(txtfsm3) Claudias-iMac:textfsm3 claudia$ python test_textfsm.py junos_show_route_summary.template junos_show_route_summary.txt

TextFSM Results Header:
['ASN', 'RTRID', 'INT', 'DEST', 'ROUTES', 'ACTIVE', 'HOLDDOWN', 'HIDDEN', 'SOURCE', 'SRC_ROUTES', 'SRC_ACT
IVE']
['2495', '164.113.193.221', 'inet.0', '762484', '1079411', '762477', '0', '12', '', '', '']
['2495', '164.113.193.221', 'inet.0', '', '', '', '', '', 'Direct', '1', '1']
['2495', '164.113.193.221', 'inet.0', '', '', '', '', '', 'Local', '1', '1']
['2495', '164.113.193.221', 'inet.0', '', '', '', '', '', 'BGP', '1079404', '762470']
['2495', '164.113.193.221', 'inet.0', '', '', '', '', '', 'Static', '5', '5']
['2495', '164.113.193.221', 'inet.2', '3073', '3073', '3073', '0', '0', '', '', '']
['2495', '164.113.193.221', 'inet.2', '', '', '', '', '', 'BGP', '3073', '3073']
['2495', '164.113.193.221', 'small.inet.0', '116371', '116377', '116371', '0', '0', '', '', '']
['2495', '164.113.193.221', 'small.inet.0', '', '', '', '', '', 'BGP', '116377', '116371']
['2495', '164.113.193.221', 'inet6.0', '66912', '103194', '66897', '0', '30', '', '', '']
['2495', '164.113.193.221', 'inet6.0', '', '', '', '', '', 'Direct', '3', '3']
['2495', '164.113.193.221', 'inet6.0', '', '', '', '', '', 'Local', '2', '2']

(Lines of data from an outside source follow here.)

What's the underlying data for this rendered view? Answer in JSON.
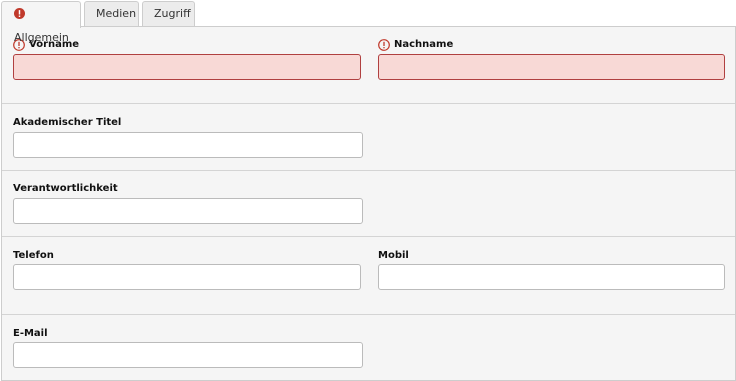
{
  "tabs": [
    {
      "label": "Allgemein",
      "active": true,
      "has_error": true
    },
    {
      "label": "Medien",
      "active": false,
      "has_error": false
    },
    {
      "label": "Zugriff",
      "active": false,
      "has_error": false
    }
  ],
  "fields": {
    "vorname": {
      "label": "Vorname",
      "value": "",
      "required_error": true
    },
    "nachname": {
      "label": "Nachname",
      "value": "",
      "required_error": true
    },
    "akademischer_titel": {
      "label": "Akademischer Titel",
      "value": ""
    },
    "verantwortlichkeit": {
      "label": "Verantwortlichkeit",
      "value": ""
    },
    "telefon": {
      "label": "Telefon",
      "value": ""
    },
    "mobil": {
      "label": "Mobil",
      "value": ""
    },
    "email": {
      "label": "E-Mail",
      "value": ""
    }
  },
  "colors": {
    "error": "#c0392b",
    "invalid_field_bg": "#f8d9d6",
    "panel_bg": "#f5f5f5"
  },
  "icons": {
    "tab_error": "exclamation-circle-filled",
    "field_error": "exclamation-circle-outline"
  }
}
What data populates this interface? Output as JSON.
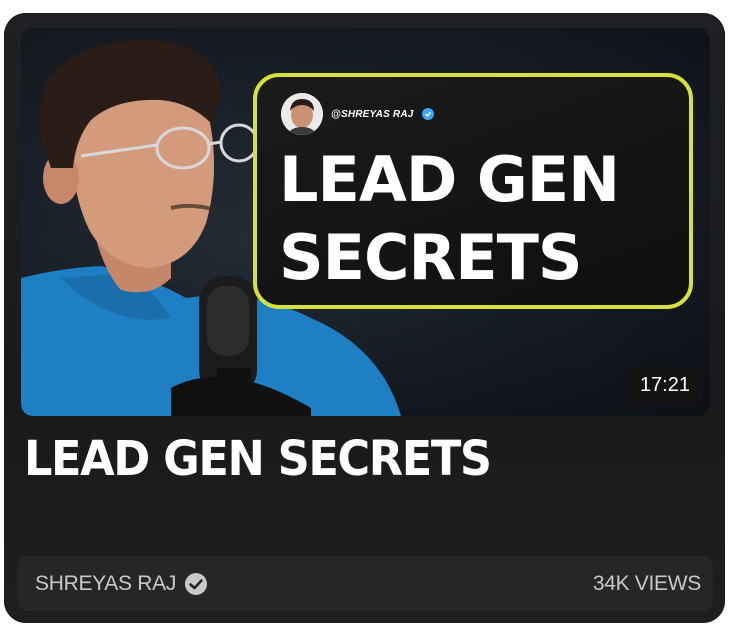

['2495', '164.113.193.221', 'inet6.0', '', '', '', '', '', 'BGP', '103185', '66888']
['2495', '164.113.193.221', 'inet6.0', '', '', '', '', '', 'Static', '4', '4']
['2495', '164.113.193.221', 'small.inet6.0', '31162', '31162', '31162', '0', '0', '', '', '']
['2495', '164.113.193.221', 'small.inet6.0', '', '', '', '', '', 'BGP', '31162', '31162']
['2495', '164.113.193.221', 'small.inet6.0', '', '', '', '', '', '', '', '']

The test_textfsm.py file will save your output into a text file as well as into a CSV file.
I did try using ROUTES for both sections and making it Required again. This got rid of the extra empty row but really impacts readability. I would have to keep track of how I used ROUTES as I would have lost the SRC_ROUTES distinction. That is a far greater sin in my opinion than an empty row at the end which is clearly just an empty row.